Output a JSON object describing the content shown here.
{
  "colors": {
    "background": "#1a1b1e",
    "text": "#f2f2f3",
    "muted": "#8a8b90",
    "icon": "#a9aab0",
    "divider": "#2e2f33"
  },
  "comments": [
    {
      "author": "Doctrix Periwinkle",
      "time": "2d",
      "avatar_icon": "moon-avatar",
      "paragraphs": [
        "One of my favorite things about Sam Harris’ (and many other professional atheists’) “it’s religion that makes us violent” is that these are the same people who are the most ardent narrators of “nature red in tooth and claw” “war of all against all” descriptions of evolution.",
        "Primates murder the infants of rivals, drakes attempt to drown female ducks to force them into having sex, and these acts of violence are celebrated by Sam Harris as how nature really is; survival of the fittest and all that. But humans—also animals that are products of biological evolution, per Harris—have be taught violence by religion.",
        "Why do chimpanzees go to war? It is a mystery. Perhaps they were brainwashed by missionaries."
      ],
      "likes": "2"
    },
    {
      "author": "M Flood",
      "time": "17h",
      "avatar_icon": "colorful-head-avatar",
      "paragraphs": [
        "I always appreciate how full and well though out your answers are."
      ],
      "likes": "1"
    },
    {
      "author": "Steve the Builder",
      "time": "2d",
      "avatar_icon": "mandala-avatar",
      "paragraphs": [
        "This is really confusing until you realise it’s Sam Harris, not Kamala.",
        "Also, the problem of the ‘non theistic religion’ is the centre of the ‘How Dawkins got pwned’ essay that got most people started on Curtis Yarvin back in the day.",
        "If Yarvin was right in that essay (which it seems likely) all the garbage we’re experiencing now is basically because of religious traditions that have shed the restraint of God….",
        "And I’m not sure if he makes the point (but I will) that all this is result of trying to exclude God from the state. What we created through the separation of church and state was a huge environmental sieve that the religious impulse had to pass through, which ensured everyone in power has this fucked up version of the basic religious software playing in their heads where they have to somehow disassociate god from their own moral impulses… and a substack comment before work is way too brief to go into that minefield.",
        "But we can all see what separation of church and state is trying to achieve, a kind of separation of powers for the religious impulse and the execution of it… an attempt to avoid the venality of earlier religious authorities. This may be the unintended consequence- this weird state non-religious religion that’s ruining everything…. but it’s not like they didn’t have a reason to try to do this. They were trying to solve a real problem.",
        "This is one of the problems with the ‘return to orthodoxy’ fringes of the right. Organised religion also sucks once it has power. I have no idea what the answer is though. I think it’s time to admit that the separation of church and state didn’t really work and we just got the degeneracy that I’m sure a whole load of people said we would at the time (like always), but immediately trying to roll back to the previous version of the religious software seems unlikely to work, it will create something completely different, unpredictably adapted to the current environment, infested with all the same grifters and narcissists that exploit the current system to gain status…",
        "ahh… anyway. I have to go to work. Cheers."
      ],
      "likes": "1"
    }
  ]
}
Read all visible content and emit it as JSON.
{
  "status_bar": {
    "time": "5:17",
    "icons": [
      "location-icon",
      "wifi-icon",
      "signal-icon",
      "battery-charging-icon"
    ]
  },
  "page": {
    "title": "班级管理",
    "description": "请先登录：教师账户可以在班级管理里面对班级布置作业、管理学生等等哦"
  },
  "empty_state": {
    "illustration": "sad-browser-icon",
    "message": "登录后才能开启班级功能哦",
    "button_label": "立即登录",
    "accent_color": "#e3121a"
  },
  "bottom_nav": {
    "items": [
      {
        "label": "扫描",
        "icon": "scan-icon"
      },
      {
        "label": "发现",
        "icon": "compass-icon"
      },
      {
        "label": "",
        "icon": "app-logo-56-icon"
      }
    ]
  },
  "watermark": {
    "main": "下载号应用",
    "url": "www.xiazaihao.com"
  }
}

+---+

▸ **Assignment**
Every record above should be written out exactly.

▸ **Solution below**
Output a JSON object describing the content shown here.
{
  "colors": {
    "background": "#1a1b1e",
    "text": "#f2f2f3",
    "muted": "#8a8b90",
    "icon": "#a9aab0",
    "divider": "#2e2f33"
  },
  "comments": [
    {
      "author": "Doctrix Periwinkle",
      "time": "2d",
      "avatar_icon": "moon-avatar",
      "paragraphs": [
        "One of my favorite things about Sam Harris’ (and many other professional atheists’) “it’s religion that makes us violent” is that these are the same people who are the most ardent narrators of “nature red in tooth and claw” “war of all against all” descriptions of evolution.",
        "Primates murder the infants of rivals, drakes attempt to drown female ducks to force them into having sex, and these acts of violence are celebrated by Sam Harris as how nature really is; survival of the fittest and all that. But humans—also animals that are products of biological evolution, per Harris—have be taught violence by religion.",
        "Why do chimpanzees go to war? It is a mystery. Perhaps they were brainwashed by missionaries."
      ],
      "likes": "2"
    },
    {
      "author": "M Flood",
      "time": "17h",
      "avatar_icon": "colorful-head-avatar",
      "paragraphs": [
        "I always appreciate how full and well though out your answers are."
      ],
      "likes": "1"
    },
    {
      "author": "Steve the Builder",
      "time": "2d",
      "avatar_icon": "mandala-avatar",
      "paragraphs": [
        "This is really confusing until you realise it’s Sam Harris, not Kamala.",
        "Also, the problem of the ‘non theistic religion’ is the centre of the ‘How Dawkins got pwned’ essay that got most people started on Curtis Yarvin back in the day.",
        "If Yarvin was right in that essay (which it seems likely) all the garbage we’re experiencing now is basically because of religious traditions that have shed the restraint of God….",
        "And I’m not sure if he makes the point (but I will) that all this is result of trying to exclude God from the state. What we created through the separation of church and state was a huge environmental sieve that the religious impulse had to pass through, which ensured everyone in power has this fucked up version of the basic religious software playing in their heads where they have to somehow disassociate god from their own moral impulses… and a substack comment before work is way too brief to go into that minefield.",
        "But we can all see what separation of church and state is trying to achieve, a kind of separation of powers for the religious impulse and the execution of it… an attempt to avoid the venality of earlier religious authorities. This may be the unintended consequence- this weird state non-religious religion that’s ruining everything…. but it’s not like they didn’t have a reason to try to do this. They were trying to solve a real problem.",
        "This is one of the problems with the ‘return to orthodoxy’ fringes of the right. Organised religion also sucks once it has power. I have no idea what the answer is though. I think it’s time to admit that the separation of church and state didn’t really work and we just got the degeneracy that I’m sure a whole load of people said we would at the time (like always), but immediately trying to roll back to the previous version of the religious software seems unlikely to work, it will create something completely different, unpredictably adapted to the current environment, infested with all the same grifters and narcissists that exploit the current system to gain status…",
        "ahh… anyway. I have to go to work. Cheers."
      ],
      "likes": "1"
    }
  ]
}
Read all visible content and emit it as JSON.
{
  "status_bar": {
    "time": "5:17",
    "icons": [
      "location-icon",
      "wifi-icon",
      "signal-icon",
      "battery-charging-icon"
    ]
  },
  "page": {
    "title": "班级管理",
    "description": "请先登录：教师账户可以在班级管理里面对班级布置作业、管理学生等等哦"
  },
  "empty_state": {
    "illustration": "sad-browser-icon",
    "message": "登录后才能开启班级功能哦",
    "button_label": "立即登录",
    "accent_color": "#e3121a"
  },
  "bottom_nav": {
    "items": [
      {
        "label": "扫描",
        "icon": "scan-icon"
      },
      {
        "label": "发现",
        "icon": "compass-icon"
      },
      {
        "label": "",
        "icon": "app-logo-56-icon"
      }
    ]
  },
  "watermark": {
    "main": "下载号应用",
    "url": "www.xiazaihao.com"
  }
}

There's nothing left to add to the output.